↓↓↓
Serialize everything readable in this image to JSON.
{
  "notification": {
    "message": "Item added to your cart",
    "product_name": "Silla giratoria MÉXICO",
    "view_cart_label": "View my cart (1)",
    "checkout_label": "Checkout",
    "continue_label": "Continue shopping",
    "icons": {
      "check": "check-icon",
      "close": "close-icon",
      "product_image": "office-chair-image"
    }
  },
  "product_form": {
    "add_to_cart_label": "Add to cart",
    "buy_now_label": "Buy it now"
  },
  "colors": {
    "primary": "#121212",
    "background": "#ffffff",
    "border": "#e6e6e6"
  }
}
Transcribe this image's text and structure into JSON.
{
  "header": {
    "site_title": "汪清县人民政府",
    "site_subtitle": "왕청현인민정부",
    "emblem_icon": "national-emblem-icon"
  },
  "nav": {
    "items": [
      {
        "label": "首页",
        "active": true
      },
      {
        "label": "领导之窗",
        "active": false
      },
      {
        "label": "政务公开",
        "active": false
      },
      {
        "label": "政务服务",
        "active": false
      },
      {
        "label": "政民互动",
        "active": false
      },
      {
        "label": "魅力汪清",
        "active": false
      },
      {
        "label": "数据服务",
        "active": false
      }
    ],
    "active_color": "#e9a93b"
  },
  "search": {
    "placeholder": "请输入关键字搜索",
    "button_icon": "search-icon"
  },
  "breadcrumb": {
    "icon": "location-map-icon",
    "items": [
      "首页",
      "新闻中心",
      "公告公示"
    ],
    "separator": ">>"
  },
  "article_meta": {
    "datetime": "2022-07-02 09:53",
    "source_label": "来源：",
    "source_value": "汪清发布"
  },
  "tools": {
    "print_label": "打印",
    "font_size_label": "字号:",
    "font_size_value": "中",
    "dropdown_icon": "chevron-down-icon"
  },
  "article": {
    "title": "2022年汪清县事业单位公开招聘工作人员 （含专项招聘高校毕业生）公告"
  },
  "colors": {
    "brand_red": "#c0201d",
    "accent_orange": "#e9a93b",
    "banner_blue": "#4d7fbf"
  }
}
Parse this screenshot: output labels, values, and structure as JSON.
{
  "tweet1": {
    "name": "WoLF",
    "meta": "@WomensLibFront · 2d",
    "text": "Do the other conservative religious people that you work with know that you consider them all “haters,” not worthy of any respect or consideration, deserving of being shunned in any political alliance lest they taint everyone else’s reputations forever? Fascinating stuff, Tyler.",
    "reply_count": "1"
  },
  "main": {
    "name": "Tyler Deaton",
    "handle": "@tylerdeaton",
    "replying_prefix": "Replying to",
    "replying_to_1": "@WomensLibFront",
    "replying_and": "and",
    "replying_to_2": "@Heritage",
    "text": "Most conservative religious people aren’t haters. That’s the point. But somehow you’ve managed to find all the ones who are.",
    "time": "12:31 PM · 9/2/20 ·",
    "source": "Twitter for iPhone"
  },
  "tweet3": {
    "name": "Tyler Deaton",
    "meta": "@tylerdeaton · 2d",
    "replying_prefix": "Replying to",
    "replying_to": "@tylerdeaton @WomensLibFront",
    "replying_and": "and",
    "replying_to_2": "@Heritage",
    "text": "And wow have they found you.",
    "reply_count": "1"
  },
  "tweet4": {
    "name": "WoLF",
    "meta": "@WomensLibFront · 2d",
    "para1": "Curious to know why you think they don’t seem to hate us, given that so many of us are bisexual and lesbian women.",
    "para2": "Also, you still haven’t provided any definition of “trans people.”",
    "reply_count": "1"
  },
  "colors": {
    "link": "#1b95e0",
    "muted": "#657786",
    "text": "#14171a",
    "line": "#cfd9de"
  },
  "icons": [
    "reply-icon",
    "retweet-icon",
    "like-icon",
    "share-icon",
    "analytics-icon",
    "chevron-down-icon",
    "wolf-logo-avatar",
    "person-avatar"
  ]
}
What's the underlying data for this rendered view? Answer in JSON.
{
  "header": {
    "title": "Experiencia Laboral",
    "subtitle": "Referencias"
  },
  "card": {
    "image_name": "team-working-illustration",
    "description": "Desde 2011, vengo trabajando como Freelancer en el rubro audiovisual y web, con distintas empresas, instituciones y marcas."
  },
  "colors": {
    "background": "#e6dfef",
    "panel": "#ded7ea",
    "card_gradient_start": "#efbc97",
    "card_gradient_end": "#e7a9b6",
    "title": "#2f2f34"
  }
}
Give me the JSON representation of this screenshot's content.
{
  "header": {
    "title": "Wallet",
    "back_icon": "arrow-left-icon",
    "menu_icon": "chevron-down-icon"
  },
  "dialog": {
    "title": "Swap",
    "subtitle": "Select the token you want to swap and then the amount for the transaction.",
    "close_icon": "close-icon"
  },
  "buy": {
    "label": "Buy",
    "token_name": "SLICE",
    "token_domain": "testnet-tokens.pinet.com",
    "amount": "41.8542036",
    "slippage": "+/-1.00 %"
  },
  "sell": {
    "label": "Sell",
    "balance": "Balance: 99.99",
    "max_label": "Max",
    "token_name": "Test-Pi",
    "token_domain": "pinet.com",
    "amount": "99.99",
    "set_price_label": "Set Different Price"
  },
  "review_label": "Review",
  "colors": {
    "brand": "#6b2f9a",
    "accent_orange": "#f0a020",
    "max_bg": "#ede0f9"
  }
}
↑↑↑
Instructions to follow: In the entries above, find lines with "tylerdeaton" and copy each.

Task result:
    "handle": "@tylerdeaton",
    "meta": "@tylerdeaton · 2d",
    "replying_to": "@tylerdeaton @WomensLibFront",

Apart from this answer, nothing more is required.